● EXERCISE REQUIREMENTS
Find the line that contains "Decode this image", then repeat it and each line after it to the end of the records, exactly.

◆ ◆ ◆ ◆

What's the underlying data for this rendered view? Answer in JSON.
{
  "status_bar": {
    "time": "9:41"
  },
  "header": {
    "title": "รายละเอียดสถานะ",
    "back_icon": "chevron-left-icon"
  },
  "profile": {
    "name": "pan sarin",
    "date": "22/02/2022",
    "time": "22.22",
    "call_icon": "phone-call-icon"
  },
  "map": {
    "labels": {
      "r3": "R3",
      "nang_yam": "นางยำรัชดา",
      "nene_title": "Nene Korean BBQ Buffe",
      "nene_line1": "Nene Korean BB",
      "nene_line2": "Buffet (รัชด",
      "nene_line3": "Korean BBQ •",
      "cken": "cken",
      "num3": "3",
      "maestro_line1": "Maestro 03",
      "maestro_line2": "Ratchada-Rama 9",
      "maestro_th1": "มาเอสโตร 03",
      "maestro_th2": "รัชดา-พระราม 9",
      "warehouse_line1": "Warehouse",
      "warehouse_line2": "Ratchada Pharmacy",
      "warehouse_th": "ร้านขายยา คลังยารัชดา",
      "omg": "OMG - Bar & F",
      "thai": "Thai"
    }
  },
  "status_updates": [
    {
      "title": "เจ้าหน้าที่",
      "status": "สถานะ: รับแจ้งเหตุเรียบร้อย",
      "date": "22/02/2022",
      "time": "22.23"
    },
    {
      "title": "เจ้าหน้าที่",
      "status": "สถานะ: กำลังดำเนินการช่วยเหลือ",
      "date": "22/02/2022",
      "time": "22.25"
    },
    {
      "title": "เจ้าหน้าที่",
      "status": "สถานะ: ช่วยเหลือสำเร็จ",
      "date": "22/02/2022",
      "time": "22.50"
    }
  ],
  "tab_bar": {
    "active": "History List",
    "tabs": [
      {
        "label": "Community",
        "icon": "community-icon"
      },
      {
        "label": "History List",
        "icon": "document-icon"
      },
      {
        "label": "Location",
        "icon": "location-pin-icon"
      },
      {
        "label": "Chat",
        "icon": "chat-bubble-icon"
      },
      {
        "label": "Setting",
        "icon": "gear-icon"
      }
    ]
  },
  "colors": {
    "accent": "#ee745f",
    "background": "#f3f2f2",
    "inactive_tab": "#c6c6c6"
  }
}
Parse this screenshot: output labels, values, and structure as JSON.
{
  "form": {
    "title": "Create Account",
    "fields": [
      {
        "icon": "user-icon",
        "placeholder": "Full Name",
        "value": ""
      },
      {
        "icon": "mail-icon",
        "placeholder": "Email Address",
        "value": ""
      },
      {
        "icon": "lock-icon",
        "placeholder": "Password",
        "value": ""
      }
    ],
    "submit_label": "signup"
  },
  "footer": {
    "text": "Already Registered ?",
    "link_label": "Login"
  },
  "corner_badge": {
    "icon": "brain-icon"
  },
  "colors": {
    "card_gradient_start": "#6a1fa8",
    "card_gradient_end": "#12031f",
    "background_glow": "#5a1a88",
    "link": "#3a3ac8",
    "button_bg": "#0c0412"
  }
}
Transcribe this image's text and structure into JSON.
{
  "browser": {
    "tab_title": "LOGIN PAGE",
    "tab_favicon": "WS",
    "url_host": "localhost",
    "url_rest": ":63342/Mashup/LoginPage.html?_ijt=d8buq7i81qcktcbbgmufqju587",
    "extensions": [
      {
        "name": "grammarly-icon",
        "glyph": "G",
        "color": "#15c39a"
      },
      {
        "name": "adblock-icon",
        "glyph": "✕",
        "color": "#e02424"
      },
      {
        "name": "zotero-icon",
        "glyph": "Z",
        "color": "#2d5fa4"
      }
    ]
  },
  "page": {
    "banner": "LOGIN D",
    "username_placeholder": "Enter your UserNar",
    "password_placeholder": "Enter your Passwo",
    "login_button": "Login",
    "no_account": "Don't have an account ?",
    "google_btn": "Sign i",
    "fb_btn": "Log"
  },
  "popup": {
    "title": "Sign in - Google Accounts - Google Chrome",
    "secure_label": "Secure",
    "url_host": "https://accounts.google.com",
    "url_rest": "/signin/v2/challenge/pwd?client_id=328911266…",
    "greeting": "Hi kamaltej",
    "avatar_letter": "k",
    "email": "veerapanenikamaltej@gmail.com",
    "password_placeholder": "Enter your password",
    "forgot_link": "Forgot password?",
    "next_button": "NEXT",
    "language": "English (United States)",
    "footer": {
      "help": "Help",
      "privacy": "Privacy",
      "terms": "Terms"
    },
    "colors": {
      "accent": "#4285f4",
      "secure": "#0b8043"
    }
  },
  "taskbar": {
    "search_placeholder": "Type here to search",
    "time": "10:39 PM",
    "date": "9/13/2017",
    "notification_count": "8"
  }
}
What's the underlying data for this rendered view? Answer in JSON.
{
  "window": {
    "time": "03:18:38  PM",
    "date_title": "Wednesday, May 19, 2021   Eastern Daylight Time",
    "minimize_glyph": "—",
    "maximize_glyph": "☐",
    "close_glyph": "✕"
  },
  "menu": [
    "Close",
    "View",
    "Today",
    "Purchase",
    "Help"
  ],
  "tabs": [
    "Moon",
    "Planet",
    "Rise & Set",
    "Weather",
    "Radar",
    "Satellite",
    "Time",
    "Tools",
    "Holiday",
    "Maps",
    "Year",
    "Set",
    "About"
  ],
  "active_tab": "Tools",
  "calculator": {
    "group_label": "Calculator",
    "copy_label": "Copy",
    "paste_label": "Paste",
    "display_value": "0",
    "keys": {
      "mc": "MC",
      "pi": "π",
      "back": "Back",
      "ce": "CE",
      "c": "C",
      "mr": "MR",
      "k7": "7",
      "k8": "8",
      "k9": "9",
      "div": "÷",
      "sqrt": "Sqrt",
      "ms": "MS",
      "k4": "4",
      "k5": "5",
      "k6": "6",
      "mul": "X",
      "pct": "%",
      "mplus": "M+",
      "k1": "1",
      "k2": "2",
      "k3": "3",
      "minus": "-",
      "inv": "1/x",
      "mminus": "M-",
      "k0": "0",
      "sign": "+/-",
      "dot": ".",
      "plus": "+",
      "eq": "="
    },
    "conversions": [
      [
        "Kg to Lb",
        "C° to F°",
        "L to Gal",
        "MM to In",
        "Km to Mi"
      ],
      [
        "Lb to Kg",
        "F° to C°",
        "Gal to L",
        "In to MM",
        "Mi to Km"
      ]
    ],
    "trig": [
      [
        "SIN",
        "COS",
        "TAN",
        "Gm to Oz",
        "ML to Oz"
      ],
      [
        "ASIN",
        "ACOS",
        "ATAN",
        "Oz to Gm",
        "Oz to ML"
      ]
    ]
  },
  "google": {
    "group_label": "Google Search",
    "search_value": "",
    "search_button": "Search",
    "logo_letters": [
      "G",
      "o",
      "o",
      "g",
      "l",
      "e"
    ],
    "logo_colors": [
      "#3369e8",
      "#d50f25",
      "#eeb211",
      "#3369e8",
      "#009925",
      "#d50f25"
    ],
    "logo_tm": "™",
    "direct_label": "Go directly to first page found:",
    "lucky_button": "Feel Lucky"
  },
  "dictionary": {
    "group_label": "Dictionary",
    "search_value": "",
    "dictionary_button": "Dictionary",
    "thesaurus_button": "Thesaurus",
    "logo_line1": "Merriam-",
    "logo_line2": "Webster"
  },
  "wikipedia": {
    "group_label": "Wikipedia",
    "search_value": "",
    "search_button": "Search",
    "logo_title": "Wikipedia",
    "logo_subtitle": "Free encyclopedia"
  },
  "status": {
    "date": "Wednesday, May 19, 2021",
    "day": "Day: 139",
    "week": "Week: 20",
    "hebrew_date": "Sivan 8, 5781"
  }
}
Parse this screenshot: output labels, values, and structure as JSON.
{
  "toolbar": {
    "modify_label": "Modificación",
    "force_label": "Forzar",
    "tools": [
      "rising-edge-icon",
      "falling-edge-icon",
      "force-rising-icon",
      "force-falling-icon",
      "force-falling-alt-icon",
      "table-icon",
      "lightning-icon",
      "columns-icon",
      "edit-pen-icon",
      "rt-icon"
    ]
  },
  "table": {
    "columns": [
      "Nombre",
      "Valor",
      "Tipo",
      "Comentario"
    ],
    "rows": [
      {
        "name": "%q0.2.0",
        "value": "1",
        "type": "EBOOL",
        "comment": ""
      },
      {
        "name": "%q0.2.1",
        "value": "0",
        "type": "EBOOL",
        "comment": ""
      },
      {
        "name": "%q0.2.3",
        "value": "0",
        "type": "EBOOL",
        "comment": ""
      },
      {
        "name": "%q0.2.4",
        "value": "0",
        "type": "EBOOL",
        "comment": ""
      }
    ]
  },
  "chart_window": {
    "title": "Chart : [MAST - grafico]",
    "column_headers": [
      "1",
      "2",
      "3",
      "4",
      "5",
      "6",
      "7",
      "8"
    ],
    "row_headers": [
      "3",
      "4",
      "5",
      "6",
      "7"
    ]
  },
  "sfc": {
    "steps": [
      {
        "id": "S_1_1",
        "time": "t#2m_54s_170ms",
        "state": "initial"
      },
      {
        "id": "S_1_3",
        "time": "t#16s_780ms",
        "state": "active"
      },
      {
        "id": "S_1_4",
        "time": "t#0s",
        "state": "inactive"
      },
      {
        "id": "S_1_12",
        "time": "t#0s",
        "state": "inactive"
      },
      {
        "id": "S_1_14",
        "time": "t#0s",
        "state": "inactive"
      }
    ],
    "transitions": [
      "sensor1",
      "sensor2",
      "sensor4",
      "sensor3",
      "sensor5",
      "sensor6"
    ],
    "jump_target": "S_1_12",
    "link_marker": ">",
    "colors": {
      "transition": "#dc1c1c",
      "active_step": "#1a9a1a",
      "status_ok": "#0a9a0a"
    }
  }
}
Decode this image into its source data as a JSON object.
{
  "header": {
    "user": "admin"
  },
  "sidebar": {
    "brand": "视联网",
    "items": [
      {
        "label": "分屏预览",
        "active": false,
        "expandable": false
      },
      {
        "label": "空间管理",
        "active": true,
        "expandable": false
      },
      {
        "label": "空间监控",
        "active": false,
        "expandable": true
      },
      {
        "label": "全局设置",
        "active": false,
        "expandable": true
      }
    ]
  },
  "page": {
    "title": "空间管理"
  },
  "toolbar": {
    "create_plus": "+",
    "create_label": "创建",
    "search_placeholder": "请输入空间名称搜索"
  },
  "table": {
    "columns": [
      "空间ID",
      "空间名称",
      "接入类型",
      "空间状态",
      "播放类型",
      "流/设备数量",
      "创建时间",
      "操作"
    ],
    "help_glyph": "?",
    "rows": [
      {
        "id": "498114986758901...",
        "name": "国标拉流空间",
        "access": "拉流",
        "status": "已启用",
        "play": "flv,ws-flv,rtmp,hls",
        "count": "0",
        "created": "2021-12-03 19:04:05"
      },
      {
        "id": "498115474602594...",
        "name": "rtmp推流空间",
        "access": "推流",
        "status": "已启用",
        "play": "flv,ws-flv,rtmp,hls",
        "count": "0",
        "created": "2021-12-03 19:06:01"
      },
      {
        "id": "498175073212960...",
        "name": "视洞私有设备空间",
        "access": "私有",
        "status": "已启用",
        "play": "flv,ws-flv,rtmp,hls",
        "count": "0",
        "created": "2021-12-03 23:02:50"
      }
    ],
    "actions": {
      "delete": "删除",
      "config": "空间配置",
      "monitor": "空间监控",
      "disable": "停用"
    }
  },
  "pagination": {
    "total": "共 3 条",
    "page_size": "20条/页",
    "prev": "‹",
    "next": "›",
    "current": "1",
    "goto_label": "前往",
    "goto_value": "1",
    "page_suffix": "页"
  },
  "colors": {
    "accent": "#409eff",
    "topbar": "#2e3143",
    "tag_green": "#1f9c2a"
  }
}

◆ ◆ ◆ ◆

● RESPONSE BELOW
Decode this image into its source data as a JSON object.
{
  "header": {
    "user": "admin"
  },
  "sidebar": {
    "brand": "视联网",
    "items": [
      {
        "label": "分屏预览",
        "active": false,
        "expandable": false
      },
      {
        "label": "空间管理",
        "active": true,
        "expandable": false
      },
      {
        "label": "空间监控",
        "active": false,
        "expandable": true
      },
      {
        "label": "全局设置",
        "active": false,
        "expandable": true
      }
    ]
  },
  "page": {
    "title": "空间管理"
  },
  "toolbar": {
    "create_plus": "+",
    "create_label": "创建",
    "search_placeholder": "请输入空间名称搜索"
  },
  "table": {
    "columns": [
      "空间ID",
      "空间名称",
      "接入类型",
      "空间状态",
      "播放类型",
      "流/设备数量",
      "创建时间",
      "操作"
    ],
    "help_glyph": "?",
    "rows": [
      {
        "id": "498114986758901...",
        "name": "国标拉流空间",
        "access": "拉流",
        "status": "已启用",
        "play": "flv,ws-flv,rtmp,hls",
        "count": "0",
        "created": "2021-12-03 19:04:05"
      },
      {
        "id": "498115474602594...",
        "name": "rtmp推流空间",
        "access": "推流",
        "status": "已启用",
        "play": "flv,ws-flv,rtmp,hls",
        "count": "0",
        "created": "2021-12-03 19:06:01"
      },
      {
        "id": "498175073212960...",
        "name": "视洞私有设备空间",
        "access": "私有",
        "status": "已启用",
        "play": "flv,ws-flv,rtmp,hls",
        "count": "0",
        "created": "2021-12-03 23:02:50"
      }
    ],
    "actions": {
      "delete": "删除",
      "config": "空间配置",
      "monitor": "空间监控",
      "disable": "停用"
    }
  },
  "pagination": {
    "total": "共 3 条",
    "page_size": "20条/页",
    "prev": "‹",
    "next": "›",
    "current": "1",
    "goto_label": "前往",
    "goto_value": "1",
    "page_suffix": "页"
  },
  "colors": {
    "accent": "#409eff",
    "topbar": "#2e3143",
    "tag_green": "#1f9c2a"
  }
}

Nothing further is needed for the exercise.